■ WHAT IS BEING ASKED
Report all lines below with the word "event".

■ DATA TO EXAMINE
"""

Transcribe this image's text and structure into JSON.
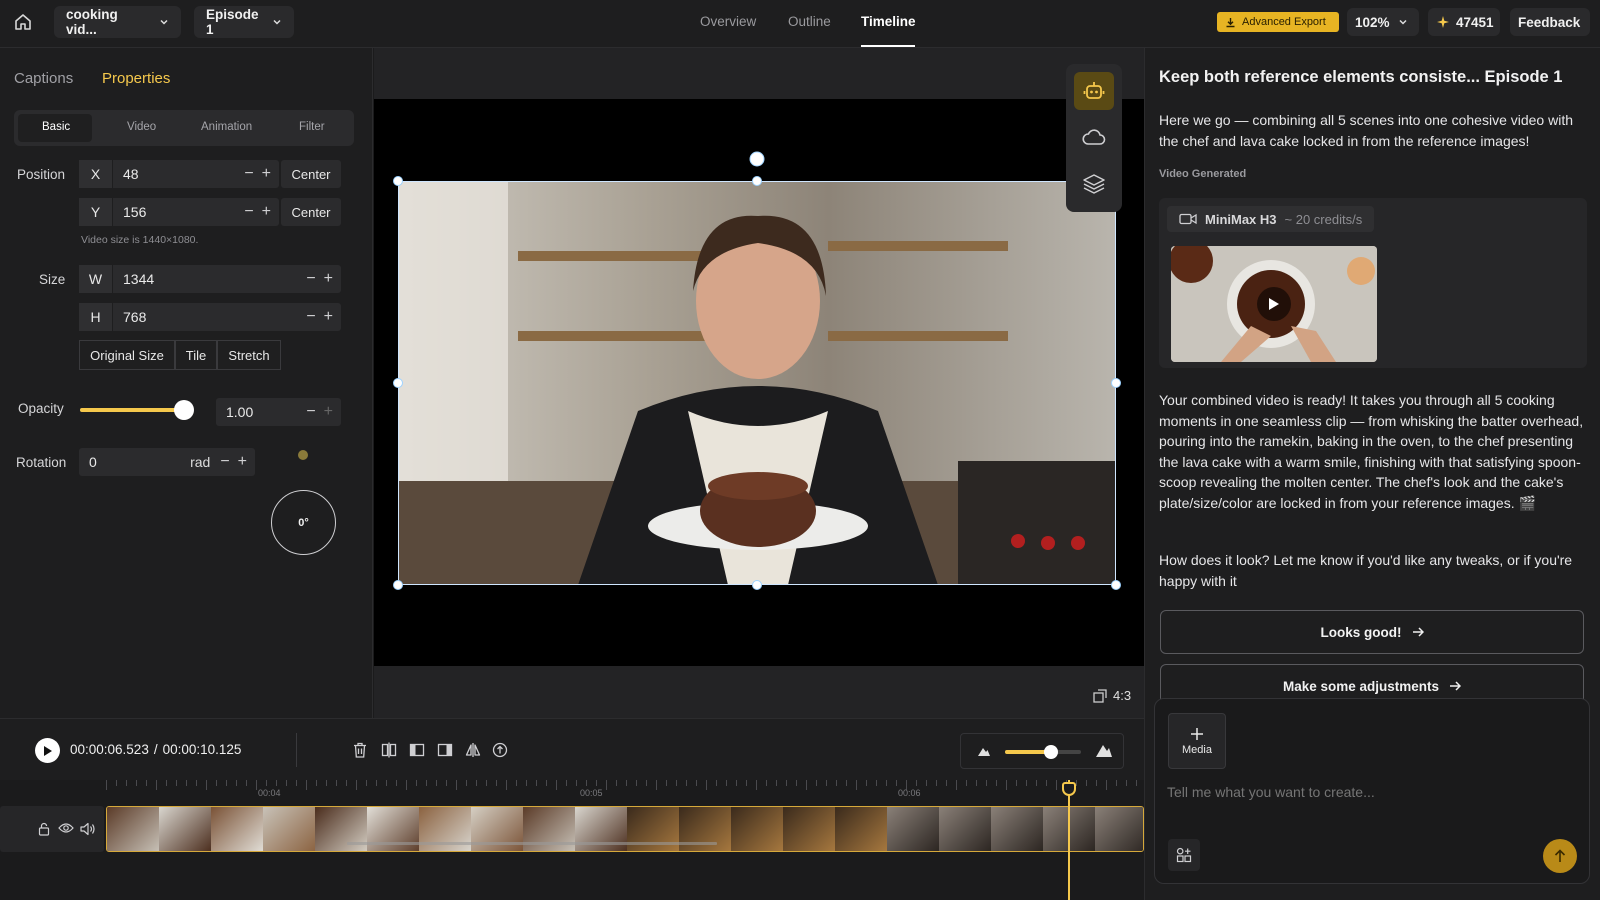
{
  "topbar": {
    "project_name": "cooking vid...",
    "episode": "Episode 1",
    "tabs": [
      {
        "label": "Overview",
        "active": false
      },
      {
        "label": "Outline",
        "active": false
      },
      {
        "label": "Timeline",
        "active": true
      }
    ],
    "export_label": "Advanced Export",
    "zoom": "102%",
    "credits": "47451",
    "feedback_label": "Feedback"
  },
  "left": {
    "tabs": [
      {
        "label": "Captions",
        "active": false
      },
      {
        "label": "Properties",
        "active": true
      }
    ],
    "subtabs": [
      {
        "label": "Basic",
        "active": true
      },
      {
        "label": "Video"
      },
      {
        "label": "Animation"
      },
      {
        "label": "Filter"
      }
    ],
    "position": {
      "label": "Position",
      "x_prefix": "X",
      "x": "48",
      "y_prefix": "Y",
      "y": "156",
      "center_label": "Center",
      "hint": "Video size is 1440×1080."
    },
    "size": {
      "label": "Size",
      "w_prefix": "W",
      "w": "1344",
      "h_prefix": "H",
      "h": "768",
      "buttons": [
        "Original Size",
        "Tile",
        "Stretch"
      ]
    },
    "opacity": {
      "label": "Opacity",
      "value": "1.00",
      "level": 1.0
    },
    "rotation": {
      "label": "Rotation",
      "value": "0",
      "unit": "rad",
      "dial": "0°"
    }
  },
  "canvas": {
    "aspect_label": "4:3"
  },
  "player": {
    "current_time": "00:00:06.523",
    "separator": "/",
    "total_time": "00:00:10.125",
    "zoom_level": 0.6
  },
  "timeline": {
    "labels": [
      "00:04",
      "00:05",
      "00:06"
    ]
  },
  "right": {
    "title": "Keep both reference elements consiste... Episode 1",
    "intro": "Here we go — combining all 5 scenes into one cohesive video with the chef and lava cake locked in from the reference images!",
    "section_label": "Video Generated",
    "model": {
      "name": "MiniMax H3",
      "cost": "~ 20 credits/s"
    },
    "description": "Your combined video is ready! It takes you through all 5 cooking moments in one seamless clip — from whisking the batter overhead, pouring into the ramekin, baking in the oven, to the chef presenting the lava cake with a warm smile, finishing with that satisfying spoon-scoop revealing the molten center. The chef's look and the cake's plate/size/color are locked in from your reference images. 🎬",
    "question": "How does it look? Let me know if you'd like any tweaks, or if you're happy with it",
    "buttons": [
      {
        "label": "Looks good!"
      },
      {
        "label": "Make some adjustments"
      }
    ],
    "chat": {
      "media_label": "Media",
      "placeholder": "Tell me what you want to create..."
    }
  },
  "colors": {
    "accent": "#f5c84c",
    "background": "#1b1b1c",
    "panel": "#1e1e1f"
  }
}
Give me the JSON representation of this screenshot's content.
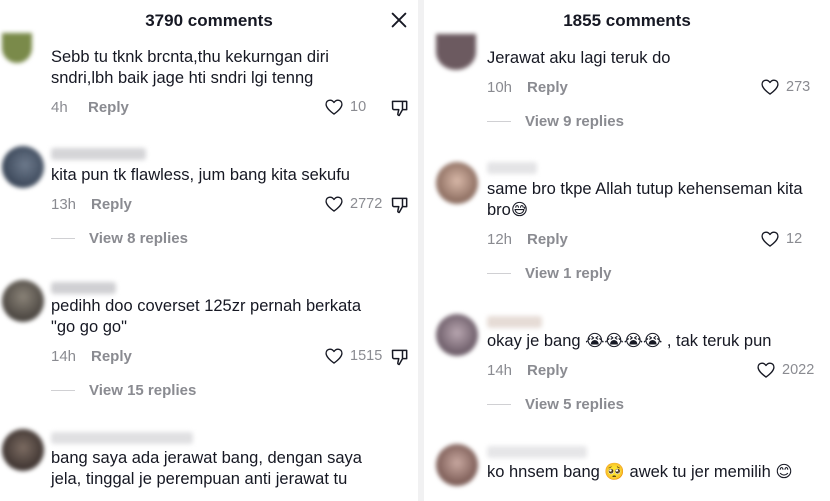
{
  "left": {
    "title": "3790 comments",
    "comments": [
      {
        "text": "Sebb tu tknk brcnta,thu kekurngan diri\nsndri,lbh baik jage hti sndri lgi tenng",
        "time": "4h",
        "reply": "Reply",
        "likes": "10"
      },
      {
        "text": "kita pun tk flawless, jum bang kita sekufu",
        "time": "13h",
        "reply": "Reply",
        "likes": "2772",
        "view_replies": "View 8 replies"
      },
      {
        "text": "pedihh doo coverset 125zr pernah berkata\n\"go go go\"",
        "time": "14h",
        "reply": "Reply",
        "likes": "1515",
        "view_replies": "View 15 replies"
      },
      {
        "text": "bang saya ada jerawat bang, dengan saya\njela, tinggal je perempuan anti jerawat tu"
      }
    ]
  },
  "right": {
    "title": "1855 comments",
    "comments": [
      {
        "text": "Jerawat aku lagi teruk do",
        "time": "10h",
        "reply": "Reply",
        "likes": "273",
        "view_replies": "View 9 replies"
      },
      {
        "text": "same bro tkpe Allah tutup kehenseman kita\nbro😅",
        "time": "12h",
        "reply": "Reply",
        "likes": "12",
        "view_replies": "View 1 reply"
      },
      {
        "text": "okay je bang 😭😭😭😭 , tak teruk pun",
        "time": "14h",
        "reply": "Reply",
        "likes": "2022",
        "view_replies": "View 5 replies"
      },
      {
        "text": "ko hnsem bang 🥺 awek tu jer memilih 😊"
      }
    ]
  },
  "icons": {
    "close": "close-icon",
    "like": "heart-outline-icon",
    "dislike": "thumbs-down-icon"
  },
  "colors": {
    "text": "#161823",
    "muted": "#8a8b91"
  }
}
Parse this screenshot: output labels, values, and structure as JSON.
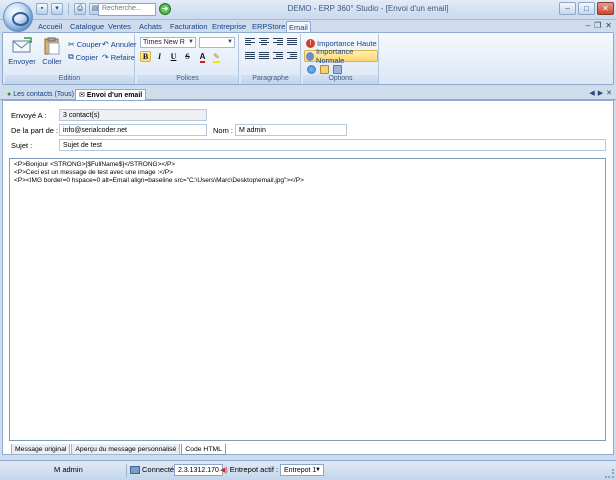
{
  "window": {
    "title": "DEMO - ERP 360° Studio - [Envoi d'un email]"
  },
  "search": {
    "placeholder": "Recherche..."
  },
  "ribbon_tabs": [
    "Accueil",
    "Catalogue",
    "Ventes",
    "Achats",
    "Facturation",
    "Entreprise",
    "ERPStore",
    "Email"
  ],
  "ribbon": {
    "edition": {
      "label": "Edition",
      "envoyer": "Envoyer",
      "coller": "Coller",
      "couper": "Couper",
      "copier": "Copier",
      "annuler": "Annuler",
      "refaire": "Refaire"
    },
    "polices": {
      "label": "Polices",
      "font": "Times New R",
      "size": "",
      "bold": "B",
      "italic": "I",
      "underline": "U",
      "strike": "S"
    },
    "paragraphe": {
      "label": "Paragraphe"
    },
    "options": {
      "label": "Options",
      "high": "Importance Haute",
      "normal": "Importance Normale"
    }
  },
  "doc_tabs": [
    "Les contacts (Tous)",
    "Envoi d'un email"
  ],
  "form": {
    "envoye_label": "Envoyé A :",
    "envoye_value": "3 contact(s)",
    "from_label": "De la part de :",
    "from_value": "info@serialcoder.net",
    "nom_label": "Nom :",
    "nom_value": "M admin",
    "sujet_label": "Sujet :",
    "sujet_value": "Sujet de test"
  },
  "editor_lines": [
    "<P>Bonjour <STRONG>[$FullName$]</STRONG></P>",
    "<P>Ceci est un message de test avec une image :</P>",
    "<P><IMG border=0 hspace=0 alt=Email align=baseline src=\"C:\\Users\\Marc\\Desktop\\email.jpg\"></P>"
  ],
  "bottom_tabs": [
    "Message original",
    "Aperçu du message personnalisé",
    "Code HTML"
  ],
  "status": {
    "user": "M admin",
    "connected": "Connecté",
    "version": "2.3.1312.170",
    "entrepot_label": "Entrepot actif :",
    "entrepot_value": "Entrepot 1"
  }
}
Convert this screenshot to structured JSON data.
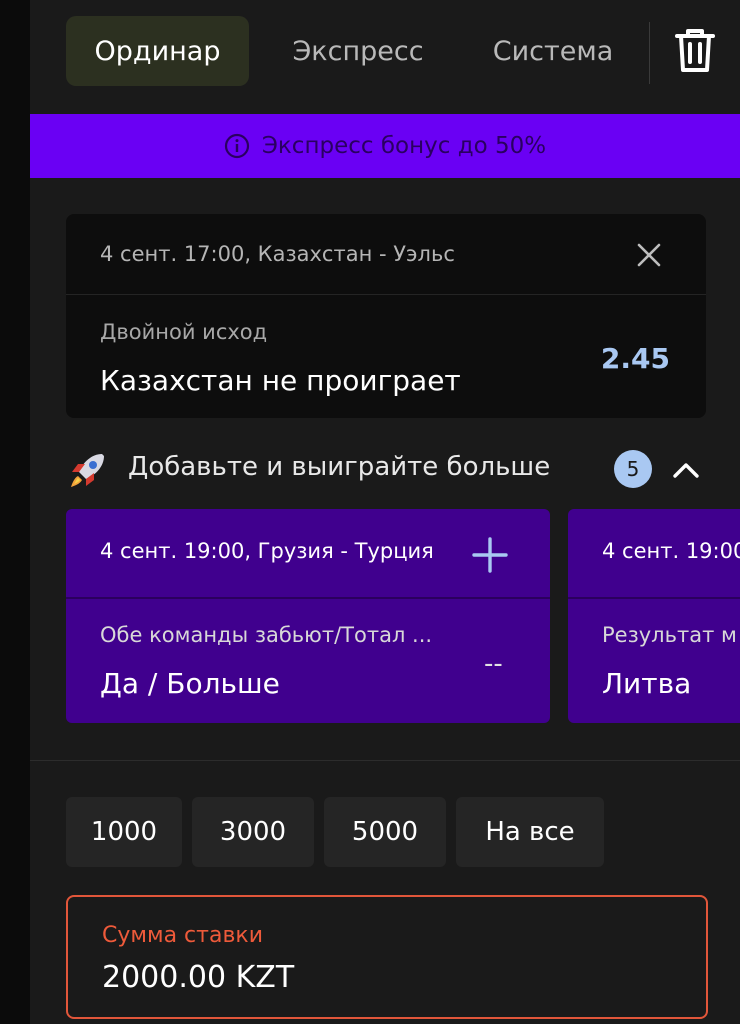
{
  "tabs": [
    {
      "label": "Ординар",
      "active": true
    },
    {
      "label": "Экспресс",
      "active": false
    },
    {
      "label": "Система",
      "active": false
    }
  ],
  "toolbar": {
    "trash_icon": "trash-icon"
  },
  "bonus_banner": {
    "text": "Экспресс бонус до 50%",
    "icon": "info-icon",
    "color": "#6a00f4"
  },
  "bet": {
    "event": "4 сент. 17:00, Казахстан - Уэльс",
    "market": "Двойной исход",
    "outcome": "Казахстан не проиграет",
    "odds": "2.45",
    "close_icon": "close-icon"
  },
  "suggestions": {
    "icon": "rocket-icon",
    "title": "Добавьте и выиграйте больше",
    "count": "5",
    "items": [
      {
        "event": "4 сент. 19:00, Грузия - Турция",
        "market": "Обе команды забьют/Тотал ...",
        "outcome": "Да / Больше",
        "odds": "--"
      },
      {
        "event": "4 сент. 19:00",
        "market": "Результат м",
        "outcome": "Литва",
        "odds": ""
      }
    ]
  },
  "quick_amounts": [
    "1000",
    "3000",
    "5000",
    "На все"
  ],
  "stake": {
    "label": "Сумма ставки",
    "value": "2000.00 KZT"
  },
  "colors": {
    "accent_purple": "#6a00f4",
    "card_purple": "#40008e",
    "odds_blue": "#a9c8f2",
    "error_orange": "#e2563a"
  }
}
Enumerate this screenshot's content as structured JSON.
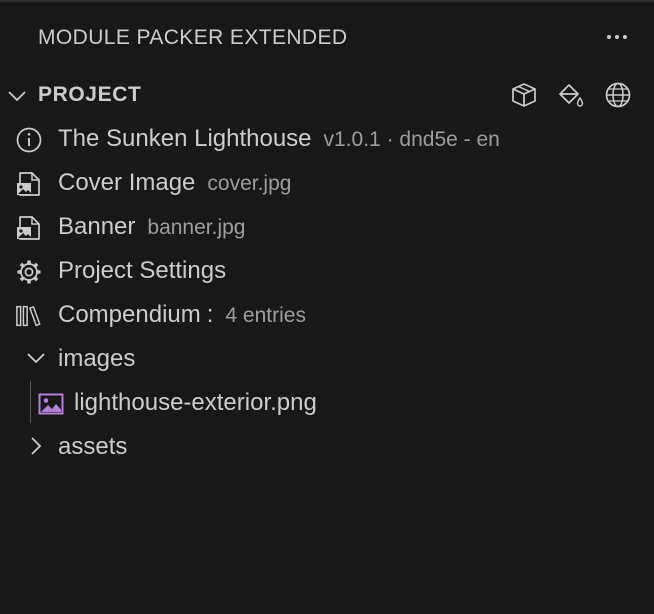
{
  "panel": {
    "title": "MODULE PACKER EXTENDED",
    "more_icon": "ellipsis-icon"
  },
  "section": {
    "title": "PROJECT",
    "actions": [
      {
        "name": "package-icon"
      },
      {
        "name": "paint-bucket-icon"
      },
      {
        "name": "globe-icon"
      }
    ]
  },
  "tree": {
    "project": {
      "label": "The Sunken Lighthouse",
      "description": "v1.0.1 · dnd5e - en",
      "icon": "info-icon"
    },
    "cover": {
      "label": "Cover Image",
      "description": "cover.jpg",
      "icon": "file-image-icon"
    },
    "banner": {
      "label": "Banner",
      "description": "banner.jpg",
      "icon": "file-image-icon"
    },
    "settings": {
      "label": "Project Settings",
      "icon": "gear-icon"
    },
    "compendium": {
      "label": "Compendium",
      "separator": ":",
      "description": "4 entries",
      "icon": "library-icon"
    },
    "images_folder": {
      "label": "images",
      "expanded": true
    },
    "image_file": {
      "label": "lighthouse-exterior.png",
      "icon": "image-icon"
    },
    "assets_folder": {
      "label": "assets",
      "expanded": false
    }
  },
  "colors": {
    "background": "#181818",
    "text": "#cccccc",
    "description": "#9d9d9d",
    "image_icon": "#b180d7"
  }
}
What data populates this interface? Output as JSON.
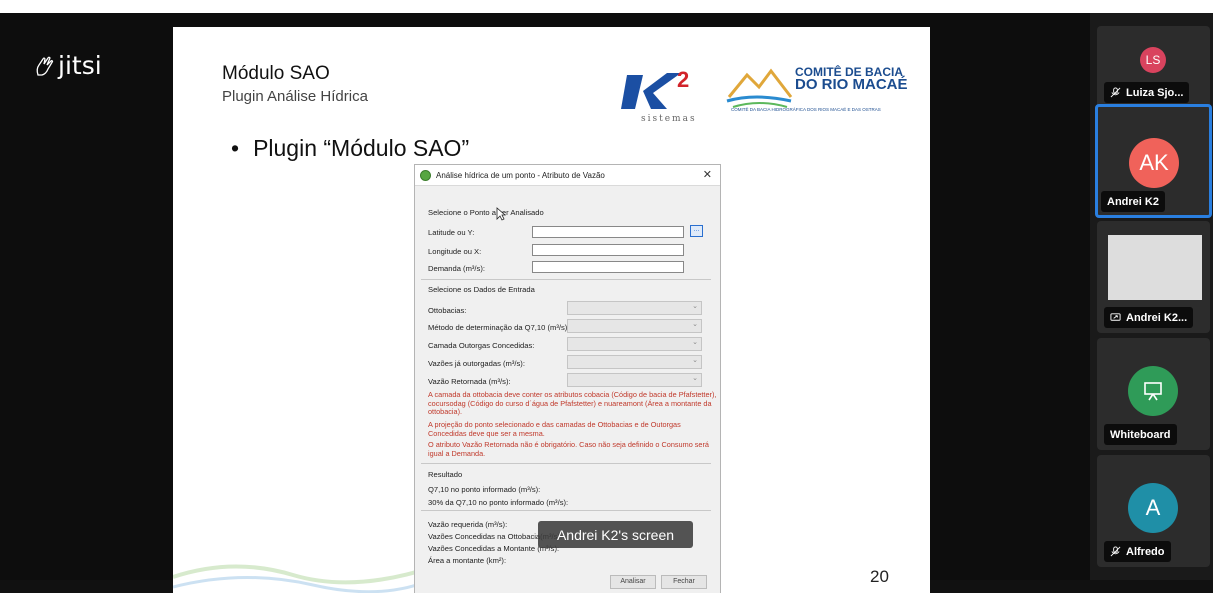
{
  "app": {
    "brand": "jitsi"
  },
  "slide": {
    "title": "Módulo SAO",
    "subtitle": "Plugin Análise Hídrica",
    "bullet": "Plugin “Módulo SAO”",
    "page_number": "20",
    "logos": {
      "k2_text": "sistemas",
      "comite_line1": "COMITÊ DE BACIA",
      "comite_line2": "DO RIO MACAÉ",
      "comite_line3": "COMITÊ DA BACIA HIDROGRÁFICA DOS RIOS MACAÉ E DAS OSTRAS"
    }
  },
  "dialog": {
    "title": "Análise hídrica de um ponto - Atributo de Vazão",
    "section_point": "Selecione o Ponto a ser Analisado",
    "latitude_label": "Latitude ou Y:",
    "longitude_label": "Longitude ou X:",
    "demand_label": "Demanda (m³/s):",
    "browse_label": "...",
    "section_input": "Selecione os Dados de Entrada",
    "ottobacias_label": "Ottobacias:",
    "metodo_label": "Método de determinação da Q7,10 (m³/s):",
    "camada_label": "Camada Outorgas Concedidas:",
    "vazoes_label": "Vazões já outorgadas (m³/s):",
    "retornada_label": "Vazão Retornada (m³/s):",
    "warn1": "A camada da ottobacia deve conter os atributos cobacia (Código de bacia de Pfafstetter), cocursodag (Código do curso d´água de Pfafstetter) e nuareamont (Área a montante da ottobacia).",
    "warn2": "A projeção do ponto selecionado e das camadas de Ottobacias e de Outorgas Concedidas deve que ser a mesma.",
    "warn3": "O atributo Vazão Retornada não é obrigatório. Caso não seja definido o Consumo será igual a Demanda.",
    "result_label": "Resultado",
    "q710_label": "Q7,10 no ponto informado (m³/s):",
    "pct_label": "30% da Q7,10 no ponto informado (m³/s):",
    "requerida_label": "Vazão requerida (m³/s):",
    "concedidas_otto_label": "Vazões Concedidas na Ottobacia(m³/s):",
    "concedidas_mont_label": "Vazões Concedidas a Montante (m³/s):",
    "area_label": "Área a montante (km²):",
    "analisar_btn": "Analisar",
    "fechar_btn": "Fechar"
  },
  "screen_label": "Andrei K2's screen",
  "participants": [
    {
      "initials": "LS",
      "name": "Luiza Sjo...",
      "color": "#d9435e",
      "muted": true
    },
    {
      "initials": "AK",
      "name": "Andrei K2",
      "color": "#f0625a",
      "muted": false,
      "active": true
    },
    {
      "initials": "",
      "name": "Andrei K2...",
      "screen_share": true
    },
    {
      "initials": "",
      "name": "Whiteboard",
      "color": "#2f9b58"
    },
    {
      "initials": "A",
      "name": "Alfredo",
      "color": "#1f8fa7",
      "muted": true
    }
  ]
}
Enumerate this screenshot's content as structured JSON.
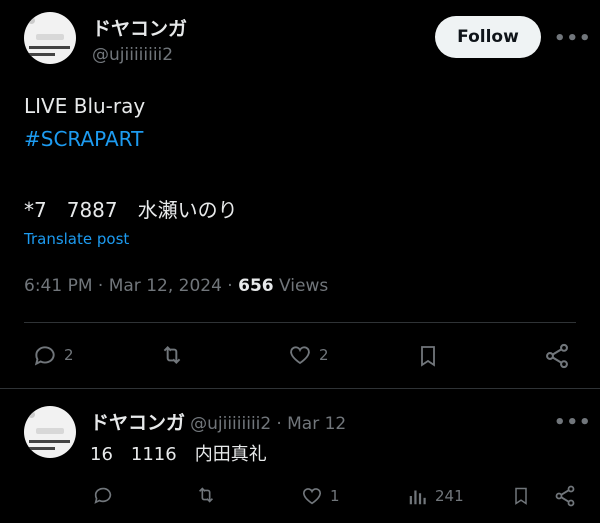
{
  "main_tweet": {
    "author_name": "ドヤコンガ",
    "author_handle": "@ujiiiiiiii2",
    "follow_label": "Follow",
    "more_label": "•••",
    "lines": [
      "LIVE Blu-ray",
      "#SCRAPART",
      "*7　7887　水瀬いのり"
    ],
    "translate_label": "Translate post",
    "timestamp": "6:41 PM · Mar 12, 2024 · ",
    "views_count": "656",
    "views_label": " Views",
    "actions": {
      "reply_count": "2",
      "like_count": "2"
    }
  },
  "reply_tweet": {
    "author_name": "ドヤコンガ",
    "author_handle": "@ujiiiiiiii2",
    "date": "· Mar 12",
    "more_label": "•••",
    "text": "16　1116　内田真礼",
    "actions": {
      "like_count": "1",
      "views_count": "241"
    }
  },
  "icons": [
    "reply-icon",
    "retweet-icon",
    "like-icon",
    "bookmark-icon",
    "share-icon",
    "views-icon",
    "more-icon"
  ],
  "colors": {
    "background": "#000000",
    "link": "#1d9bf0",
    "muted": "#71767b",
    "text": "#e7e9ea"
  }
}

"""

■ OUTPUT FOR THIS EXERCISE
    "event": "4 сент. 17:00, Казахстан - Уэльс",
        "event": "4 сент. 19:00, Грузия - Турция",
        "event": "4 сент. 19:00",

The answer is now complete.